Conjunctions – and, but, or etc.
After the minor complications of the last few articles, I have decided to return to something much more straightforward to give all our brains a rest. Yes, we are going to talk about the words ‘and’ and ‘but’, along with one or two similar items.

These words are called conjunctions and for those of you who have just groaned, this is not as abstract as it may sound. Conjunction simply means something that joins things together and you can see this is the word itself. ‘Junction’ means ‘joining’ and ‘con’ often pops up in words in English and Spanish to mean ‘with’ or ‘together’, which is of course exactly what ‘and’ and ‘but’ do.

Let’s look at an example in English. Here are two short sentences:
“I am a teacher. I like teaching Spanish”.
If I were to speak exactly like that I would sound a bit childish and breathless, so I join it together with a conjunction:
“I am a teacher and I like teaching Spanish”.

The meaning of these two sentences flow together and don’t present us with any surprises, but if I wanted to express a contrast I would change the conjunction to ‘but’:
“I am a teacher, but I hate teaching Spanish.”
Most people reading this know that ‘and’ in Spanish is ‘y’ and ‘but’ is ‘pero’ giving us:
“Soy profesora y me gusta enseñar español.” and “Soy profesora pero odio enseñar español.”

Here is something about ‘y’ that you may not be aware of; when ‘y’ appears before a word that starts with the same sound in Spanish, ie beginning with ‘i’ or ‘hi’, it changes to ‘e’. For example:
‘El hombre es muy guapo, simpático e inteligente.’
The man is very handsome, nice and intelligent.

No, I don’t know who he is. I’ve just made him up!

A phrase sometimes seen in written Spanish is:
‘A nivel nacional e internacional’
At national and international level.

Another example written on delivery vans and lorries is:
Federico Gonzalez e hijos (and sons).
The reason is for the sake of clear pronunciation, because when the same vowel is found at the end of one word and the beginning of the next they inevitably become joined together in everyday speech:
‘Va a andar’ tends to sound like ‘vandar’.

Normally we just have to live with it, but in this case someone thought to do something about it!

Exactly the same thing happens with another conjunction; ‘or’ which is ‘o’ in Spanish. ‘O’ changes to ‘u’ before words beginning with the ‘o’ sound in Spanish which includes the ‘ho’ spelling.
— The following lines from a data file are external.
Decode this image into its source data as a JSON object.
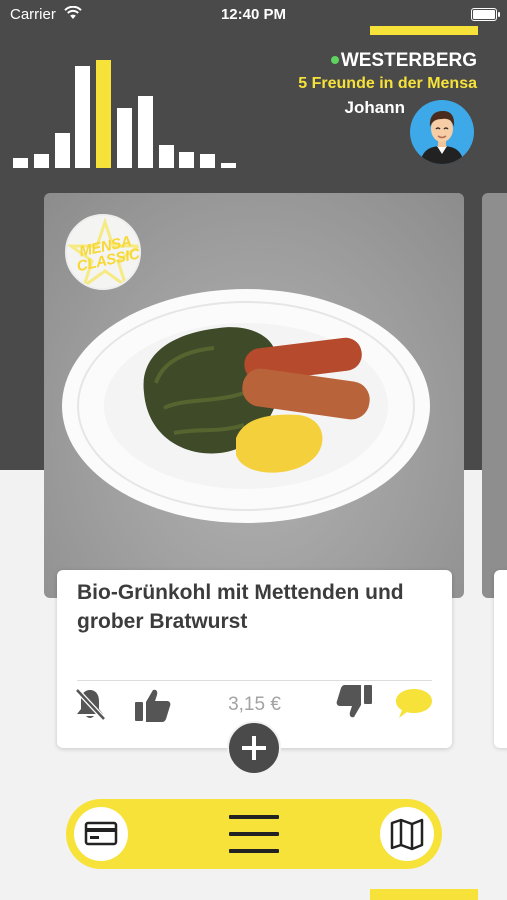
{
  "status_bar": {
    "carrier": "Carrier",
    "time": "12:40 PM"
  },
  "header": {
    "mensa_name": "WESTERBERG",
    "friends_text": "5 Freunde in der Mensa",
    "user_name": "Johann"
  },
  "occupancy_levels": [
    0.09,
    0.12,
    0.31,
    0.9,
    0.96,
    0.53,
    0.64,
    0.2,
    0.14,
    0.12,
    0.04
  ],
  "occupancy_current_index": 4,
  "meal": {
    "badge_line1": "MENSA",
    "badge_line2": "CLASSIC",
    "title": "Bio-Grünkohl mit Mettenden und grober Bratwurst",
    "price": "3,15 €"
  },
  "colors": {
    "accent": "#f7e23a",
    "dark": "#4a4a4a",
    "online": "#5fd35f"
  },
  "icons": {
    "mute": "bell-slash-icon",
    "like": "thumbs-up-icon",
    "dislike": "thumbs-down-icon",
    "comment": "chat-bubble-icon",
    "add": "plus-icon",
    "card": "credit-card-icon",
    "menu": "hamburger-menu-icon",
    "map": "map-icon"
  }
}
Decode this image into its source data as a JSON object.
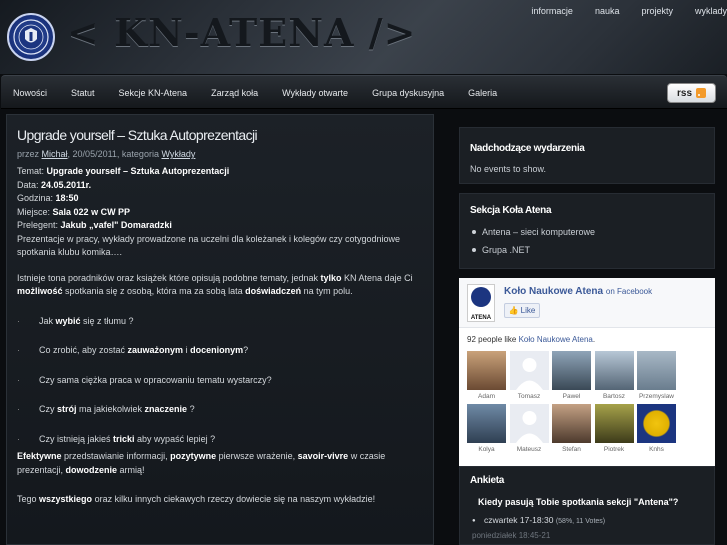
{
  "header": {
    "title": "< KN-ATENA />",
    "top_nav": [
      "informacje",
      "nauka",
      "projekty",
      "wyklady"
    ]
  },
  "navbar": {
    "items": [
      "Nowości",
      "Statut",
      "Sekcje KN-Atena",
      "Zarząd koła",
      "Wykłady otwarte",
      "Grupa dyskusyjna",
      "Galeria"
    ],
    "rss_label": "rss"
  },
  "post": {
    "title": "Upgrade yourself – Sztuka Autoprezentacji",
    "meta_prefix": "przez",
    "author": "Michał",
    "meta_mid": ", 20/05/2011, kategoria",
    "category": "Wykłady",
    "temat_label": "Temat:",
    "temat": "Upgrade yourself – Sztuka Autoprezentacji",
    "data_label": "Data:",
    "data": "24.05.2011r.",
    "godzina_label": "Godzina:",
    "godzina": "18:50",
    "miejsce_label": "Miejsce:",
    "miejsce": "Sala 022 w CW PP",
    "prelegent_label": "Prelegent:",
    "prelegent": "Jakub „vafel\" Domaradzki",
    "desc1": "Prezentacje w pracy, wykłady prowadzone na uczelni dla koleżanek i kolegów czy cotygodniowe",
    "desc2": "spotkania klubu komika….",
    "p1_a": "Istnieje tona poradników oraz książek które opisują podobne tematy, jednak ",
    "p1_b": "tylko",
    "p1_c": " KN Atena daje Ci",
    "p1_d": "możliwość",
    "p1_e": " spotkania się z osobą, która ma za sobą lata ",
    "p1_f": "doświadczeń",
    "p1_g": " na tym polu.",
    "b1_a": "Jak ",
    "b1_b": "wybić",
    "b1_c": " się z tłumu ?",
    "b2_a": "Co zrobić, aby zostać ",
    "b2_b": "zauważonym",
    "b2_c": " i ",
    "b2_d": "docenionym",
    "b2_e": "?",
    "b3": "Czy sama ciężka praca w opracowaniu tematu wystarczy?",
    "b4_a": "Czy ",
    "b4_b": "strój",
    "b4_c": " ma jakiekolwiek ",
    "b4_d": "znaczenie",
    "b4_e": " ?",
    "b5_a": "Czy istnieją jakieś ",
    "b5_b": "tricki",
    "b5_c": " aby wypaść lepiej ?",
    "p2_a": "Efektywne",
    "p2_b": " przedstawianie informacji, ",
    "p2_c": "pozytywne",
    "p2_d": " pierwsze wrażenie, ",
    "p2_e": "savoir-vivre",
    "p2_f": " w czasie",
    "p2_g": "prezentacji, ",
    "p2_h": "dowodzenie",
    "p2_i": " armią!",
    "p3_a": "Tego ",
    "p3_b": "wszystkiego",
    "p3_c": " oraz kilku innych ciekawych rzeczy dowiecie się na naszym wykładzie!"
  },
  "sidebar": {
    "events_title": "Nadchodzące wydarzenia",
    "events_text": "No events to show.",
    "sekcja_title": "Sekcja Koła Atena",
    "sekcja_items": [
      "Antena – sieci komputerowe",
      "Grupa .NET"
    ]
  },
  "facebook": {
    "logo_text": "ATENA",
    "page_name": "Koło Naukowe Atena",
    "on_facebook": "on Facebook",
    "like_label": "Like",
    "count_prefix": "92 people like ",
    "count_page": "Koło Naukowe Atena",
    "count_suffix": ".",
    "fans": [
      "Adam",
      "Tomasz",
      "Pawel",
      "Bartosz",
      "Przemyslaw",
      "Kolya",
      "Mateusz",
      "Stefan",
      "Piotrek",
      "Knhs"
    ]
  },
  "poll": {
    "title": "Ankieta",
    "question": "Kiedy pasują Tobie spotkania sekcji \"Antena\"?",
    "answer1": "czwartek 17-18:30",
    "answer1_stats": "(58%, 11 Votes)",
    "answer2": "poniedziałek 18:45-21"
  },
  "colors": {
    "background": "#0b0d10",
    "panel": "#1b1f24",
    "facebook_blue": "#3b5998"
  }
}
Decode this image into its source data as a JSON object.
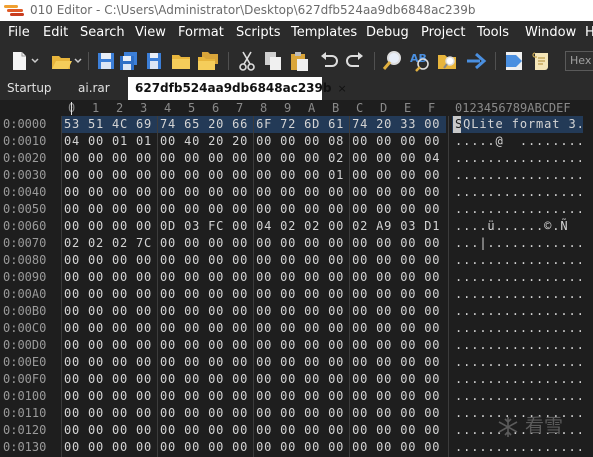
{
  "window": {
    "title": "010 Editor - C:\\Users\\Administrator\\Desktop\\627dfb524aa9db6848ac239b",
    "logo_colors": [
      "#f0a030",
      "#e05a28",
      "#c83c1e"
    ]
  },
  "menu": [
    "File",
    "Edit",
    "Search",
    "View",
    "Format",
    "Scripts",
    "Templates",
    "Debug",
    "Project",
    "Tools",
    "Window",
    "H"
  ],
  "toolbar": {
    "icons": [
      "new-file",
      "open-file",
      "save",
      "save-all",
      "open-folder",
      "open-folder-2",
      "cut",
      "copy",
      "paste",
      "undo",
      "redo",
      "find",
      "replace",
      "find-in-files",
      "goto",
      "template",
      "script"
    ],
    "hex_field": "Hex"
  },
  "tabs": [
    {
      "label": "Startup",
      "active": false
    },
    {
      "label": "ai.rar",
      "active": false
    },
    {
      "label": "627dfb524aa9db6848ac239b",
      "active": true,
      "close": "×"
    }
  ],
  "editor": {
    "col_headers": [
      "0",
      "1",
      "2",
      "3",
      "4",
      "5",
      "6",
      "7",
      "8",
      "9",
      "A",
      "B",
      "C",
      "D",
      "E",
      "F"
    ],
    "ascii_header": "0123456789ABCDEF",
    "rows": [
      {
        "offset": "0:0000",
        "hex": "53 51 4C 69 74 65 20 66 6F 72 6D 61 74 20 33 00",
        "ascii": "SQLite format 3."
      },
      {
        "offset": "0:0010",
        "hex": "04 00 01 01 00 40 20 20 00 00 00 08 00 00 00 00",
        "ascii": ".....@  ........"
      },
      {
        "offset": "0:0020",
        "hex": "00 00 00 00 00 00 00 00 00 00 00 02 00 00 00 04",
        "ascii": "................"
      },
      {
        "offset": "0:0030",
        "hex": "00 00 00 00 00 00 00 00 00 00 00 01 00 00 00 00",
        "ascii": "................"
      },
      {
        "offset": "0:0040",
        "hex": "00 00 00 00 00 00 00 00 00 00 00 00 00 00 00 00",
        "ascii": "................"
      },
      {
        "offset": "0:0050",
        "hex": "00 00 00 00 00 00 00 00 00 00 00 00 00 00 00 00",
        "ascii": "................"
      },
      {
        "offset": "0:0060",
        "hex": "00 00 00 00 0D 03 FC 00 04 02 02 00 02 A9 03 D1",
        "ascii": "....ü......©.Ñ"
      },
      {
        "offset": "0:0070",
        "hex": "02 02 02 7C 00 00 00 00 00 00 00 00 00 00 00 00",
        "ascii": "...|............"
      },
      {
        "offset": "0:0080",
        "hex": "00 00 00 00 00 00 00 00 00 00 00 00 00 00 00 00",
        "ascii": "................"
      },
      {
        "offset": "0:0090",
        "hex": "00 00 00 00 00 00 00 00 00 00 00 00 00 00 00 00",
        "ascii": "................"
      },
      {
        "offset": "0:00A0",
        "hex": "00 00 00 00 00 00 00 00 00 00 00 00 00 00 00 00",
        "ascii": "................"
      },
      {
        "offset": "0:00B0",
        "hex": "00 00 00 00 00 00 00 00 00 00 00 00 00 00 00 00",
        "ascii": "................"
      },
      {
        "offset": "0:00C0",
        "hex": "00 00 00 00 00 00 00 00 00 00 00 00 00 00 00 00",
        "ascii": "................"
      },
      {
        "offset": "0:00D0",
        "hex": "00 00 00 00 00 00 00 00 00 00 00 00 00 00 00 00",
        "ascii": "................"
      },
      {
        "offset": "0:00E0",
        "hex": "00 00 00 00 00 00 00 00 00 00 00 00 00 00 00 00",
        "ascii": "................"
      },
      {
        "offset": "0:00F0",
        "hex": "00 00 00 00 00 00 00 00 00 00 00 00 00 00 00 00",
        "ascii": "................"
      },
      {
        "offset": "0:0100",
        "hex": "00 00 00 00 00 00 00 00 00 00 00 00 00 00 00 00",
        "ascii": "................"
      },
      {
        "offset": "0:0110",
        "hex": "00 00 00 00 00 00 00 00 00 00 00 00 00 00 00 00",
        "ascii": "................"
      },
      {
        "offset": "0:0120",
        "hex": "00 00 00 00 00 00 00 00 00 00 00 00 00 00 00 00",
        "ascii": "................"
      },
      {
        "offset": "0:0130",
        "hex": "00 00 00 00 00 00 00 00 00 00 00 00 00 00 00 00",
        "ascii": "................"
      }
    ]
  },
  "watermark": "看雪",
  "colors": {
    "selection": "#233a57",
    "background": "#1e1e1e",
    "toolbar": "#2b2b2b"
  }
}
Honestly, I’m not just making this up!
¿Te gusta el azul claro u oscuro?
Do you like light or dark blue?

Es casa u hotel?
Is it a house or a hotel?

Going back to ‘pero’, the great challenge for us is to distinguish it in speech from ‘perro’ meaning ‘dog’. I sometimes set challenges for my students that complicate their lives more than is strictly necessary, which is what happened when I got a group of intermediate students to debate the differences between dogs and cats as pets. One poor lady’s struggle to make her point by starting with ‘pero perros …’ ‘but dogs ….’ for some reason has always stuck in my mind!

Sometimes conjunctions are made up of more than one word. This is the case with ‘either …. or’, which in Spanish is ‘o …. o’ and also ‘ni … ni’ meaning ‘neither … nor’.
O voy manaña o el miércoles.
I’ll either go tomorrow or on Wednesday.

Ni me gusta, ni me interesa.
I neither like it, nor does it interest me.

There are other kinds of conjunctions which make more complex combinations, such as ‘porque’ (because), ‘aunque’ (although), ‘así que’ (so). They are called subordinate conjunctions because they link an idea that depends on another in some way.

Me gusta leer los artículos de Jane porque aprendo mucho.
Me gusta leer los artículos de Jane aunque a veces los encuentro difíciles de entender.
Me gusta leer los artículos de Jane así que los leo cada semana sin falta.

Jane Cronin’s “Step by Step Spanish” articles are available as e-books at where you can also obtain Jane’s “Step by Step Internet Spanish” course.